§ Task: Would you show every line from the records that holds "Units"?

[Website and app data records]
──────────

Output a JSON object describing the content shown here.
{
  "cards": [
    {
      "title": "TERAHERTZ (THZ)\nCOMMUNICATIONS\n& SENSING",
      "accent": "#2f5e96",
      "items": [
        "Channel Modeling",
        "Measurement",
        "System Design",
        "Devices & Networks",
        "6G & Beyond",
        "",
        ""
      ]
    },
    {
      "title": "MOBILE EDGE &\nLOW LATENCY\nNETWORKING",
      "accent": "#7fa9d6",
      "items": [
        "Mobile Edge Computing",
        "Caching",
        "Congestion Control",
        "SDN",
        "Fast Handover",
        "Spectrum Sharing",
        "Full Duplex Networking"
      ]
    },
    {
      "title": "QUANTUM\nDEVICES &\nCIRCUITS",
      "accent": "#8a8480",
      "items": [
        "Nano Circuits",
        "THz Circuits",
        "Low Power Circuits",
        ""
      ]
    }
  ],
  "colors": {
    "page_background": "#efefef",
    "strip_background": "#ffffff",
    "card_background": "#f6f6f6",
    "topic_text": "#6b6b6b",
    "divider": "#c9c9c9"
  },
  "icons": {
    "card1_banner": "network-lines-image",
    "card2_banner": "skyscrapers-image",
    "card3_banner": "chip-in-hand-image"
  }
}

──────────

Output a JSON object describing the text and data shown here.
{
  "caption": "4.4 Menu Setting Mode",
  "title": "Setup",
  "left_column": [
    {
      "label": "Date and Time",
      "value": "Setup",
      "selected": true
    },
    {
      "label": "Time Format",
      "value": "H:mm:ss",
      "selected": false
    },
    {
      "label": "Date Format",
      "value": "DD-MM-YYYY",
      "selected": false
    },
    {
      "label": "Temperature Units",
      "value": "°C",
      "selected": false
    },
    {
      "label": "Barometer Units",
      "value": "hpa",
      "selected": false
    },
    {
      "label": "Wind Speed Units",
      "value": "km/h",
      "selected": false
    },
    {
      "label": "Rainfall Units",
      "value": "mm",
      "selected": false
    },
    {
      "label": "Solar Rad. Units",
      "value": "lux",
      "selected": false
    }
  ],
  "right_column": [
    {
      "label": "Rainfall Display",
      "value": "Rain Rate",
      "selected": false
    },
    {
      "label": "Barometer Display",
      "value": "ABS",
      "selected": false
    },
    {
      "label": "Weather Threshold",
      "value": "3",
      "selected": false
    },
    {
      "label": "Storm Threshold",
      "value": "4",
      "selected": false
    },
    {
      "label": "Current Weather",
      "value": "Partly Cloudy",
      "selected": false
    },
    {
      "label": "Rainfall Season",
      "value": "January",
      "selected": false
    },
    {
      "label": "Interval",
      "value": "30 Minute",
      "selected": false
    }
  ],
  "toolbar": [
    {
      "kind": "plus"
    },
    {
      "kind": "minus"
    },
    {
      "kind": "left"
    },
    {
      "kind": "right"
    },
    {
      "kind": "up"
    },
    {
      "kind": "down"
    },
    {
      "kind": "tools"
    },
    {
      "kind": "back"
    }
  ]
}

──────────

§ Task answer:
      "label": "Temperature Units",
      "label": "Barometer Units",
      "label": "Wind Speed Units",
      "label": "Rainfall Units",
      "label": "Solar Rad. Units",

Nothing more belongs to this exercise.